Segment Start: Supplied material

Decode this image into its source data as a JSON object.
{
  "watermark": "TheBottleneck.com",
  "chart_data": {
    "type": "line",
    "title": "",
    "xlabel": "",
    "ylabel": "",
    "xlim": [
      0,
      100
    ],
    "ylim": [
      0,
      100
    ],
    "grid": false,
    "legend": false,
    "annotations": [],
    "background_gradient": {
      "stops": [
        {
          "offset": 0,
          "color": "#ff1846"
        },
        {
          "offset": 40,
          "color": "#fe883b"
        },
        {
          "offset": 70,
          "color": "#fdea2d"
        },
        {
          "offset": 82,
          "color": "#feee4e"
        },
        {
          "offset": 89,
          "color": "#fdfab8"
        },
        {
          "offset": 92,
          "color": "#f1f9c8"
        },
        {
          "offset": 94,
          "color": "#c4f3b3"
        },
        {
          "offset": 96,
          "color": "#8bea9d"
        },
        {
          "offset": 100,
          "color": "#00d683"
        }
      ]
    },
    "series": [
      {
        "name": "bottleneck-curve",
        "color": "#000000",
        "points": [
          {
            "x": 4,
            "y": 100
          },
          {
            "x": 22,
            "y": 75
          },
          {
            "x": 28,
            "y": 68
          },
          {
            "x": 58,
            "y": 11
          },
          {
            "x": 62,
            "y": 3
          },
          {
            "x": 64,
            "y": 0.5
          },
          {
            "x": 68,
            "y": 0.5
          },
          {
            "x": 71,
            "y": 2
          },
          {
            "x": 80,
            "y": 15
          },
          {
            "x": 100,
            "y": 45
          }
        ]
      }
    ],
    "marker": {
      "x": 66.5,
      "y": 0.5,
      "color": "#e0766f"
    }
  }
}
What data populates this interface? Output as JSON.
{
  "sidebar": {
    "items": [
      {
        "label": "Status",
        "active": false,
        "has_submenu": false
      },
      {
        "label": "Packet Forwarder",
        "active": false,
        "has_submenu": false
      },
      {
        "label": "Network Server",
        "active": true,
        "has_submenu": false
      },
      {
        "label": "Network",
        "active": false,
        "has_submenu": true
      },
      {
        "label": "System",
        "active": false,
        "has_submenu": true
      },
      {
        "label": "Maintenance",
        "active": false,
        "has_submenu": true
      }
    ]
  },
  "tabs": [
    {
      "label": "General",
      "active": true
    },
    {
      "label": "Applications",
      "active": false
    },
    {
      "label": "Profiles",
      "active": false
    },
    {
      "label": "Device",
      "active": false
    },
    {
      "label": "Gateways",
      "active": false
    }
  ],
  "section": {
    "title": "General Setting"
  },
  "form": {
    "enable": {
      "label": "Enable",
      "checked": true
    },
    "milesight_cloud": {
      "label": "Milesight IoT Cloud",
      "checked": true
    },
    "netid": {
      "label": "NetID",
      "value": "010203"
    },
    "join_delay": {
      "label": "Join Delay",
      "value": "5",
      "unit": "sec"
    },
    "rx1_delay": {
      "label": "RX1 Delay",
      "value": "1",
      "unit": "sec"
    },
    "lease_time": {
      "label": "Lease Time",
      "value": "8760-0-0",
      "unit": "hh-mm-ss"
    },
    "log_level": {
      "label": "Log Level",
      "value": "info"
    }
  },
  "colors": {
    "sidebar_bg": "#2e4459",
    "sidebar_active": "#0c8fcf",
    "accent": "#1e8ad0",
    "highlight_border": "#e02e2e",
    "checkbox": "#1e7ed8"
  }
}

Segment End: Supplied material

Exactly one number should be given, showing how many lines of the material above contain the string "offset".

9